Data records for software interfaces:
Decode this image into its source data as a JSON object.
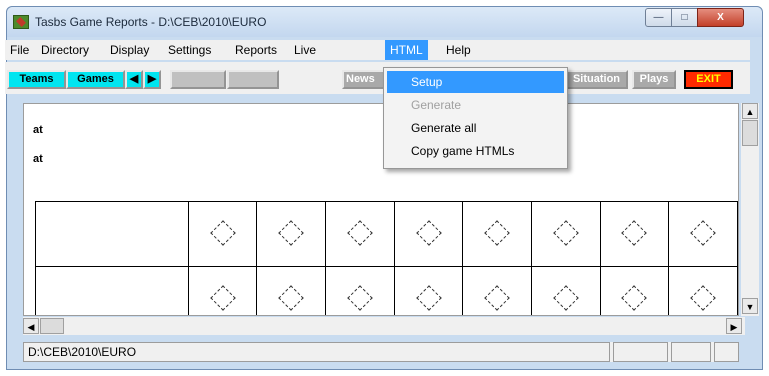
{
  "window": {
    "title": "Tasbs Game Reports - D:\\CEB\\2010\\EURO",
    "min_glyph": "—",
    "max_glyph": "□",
    "close_glyph": "X"
  },
  "menubar": {
    "items": [
      "File",
      "Directory",
      "Display",
      "Settings",
      "Reports",
      "Live",
      "HTML",
      "Help"
    ],
    "active": "HTML"
  },
  "toolbar": {
    "teams": "Teams",
    "games": "Games",
    "prev_icon": "◀",
    "next_icon": "▶",
    "news": "News",
    "situation": "Situation",
    "plays": "Plays",
    "exit": "EXIT"
  },
  "html_menu": {
    "setup": "Setup",
    "generate": "Generate",
    "generate_all": "Generate all",
    "copy": "Copy game HTMLs"
  },
  "content": {
    "line1": "at",
    "line2": "at"
  },
  "scroll": {
    "up": "▲",
    "down": "▼",
    "left": "◀",
    "right": "▶"
  },
  "status": {
    "path": "D:\\CEB\\2010\\EURO"
  }
}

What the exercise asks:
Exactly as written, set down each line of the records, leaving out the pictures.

Task response:
Decode this image into its source data as a JSON object.
{
  "window": {
    "title": "Tasbs Game Reports - D:\\CEB\\2010\\EURO",
    "min_glyph": "—",
    "max_glyph": "□",
    "close_glyph": "X"
  },
  "menubar": {
    "items": [
      "File",
      "Directory",
      "Display",
      "Settings",
      "Reports",
      "Live",
      "HTML",
      "Help"
    ],
    "active": "HTML"
  },
  "toolbar": {
    "teams": "Teams",
    "games": "Games",
    "prev_icon": "◀",
    "next_icon": "▶",
    "news": "News",
    "situation": "Situation",
    "plays": "Plays",
    "exit": "EXIT"
  },
  "html_menu": {
    "setup": "Setup",
    "generate": "Generate",
    "generate_all": "Generate all",
    "copy": "Copy game HTMLs"
  },
  "content": {
    "line1": "at",
    "line2": "at"
  },
  "scroll": {
    "up": "▲",
    "down": "▼",
    "left": "◀",
    "right": "▶"
  },
  "status": {
    "path": "D:\\CEB\\2010\\EURO"
  }
}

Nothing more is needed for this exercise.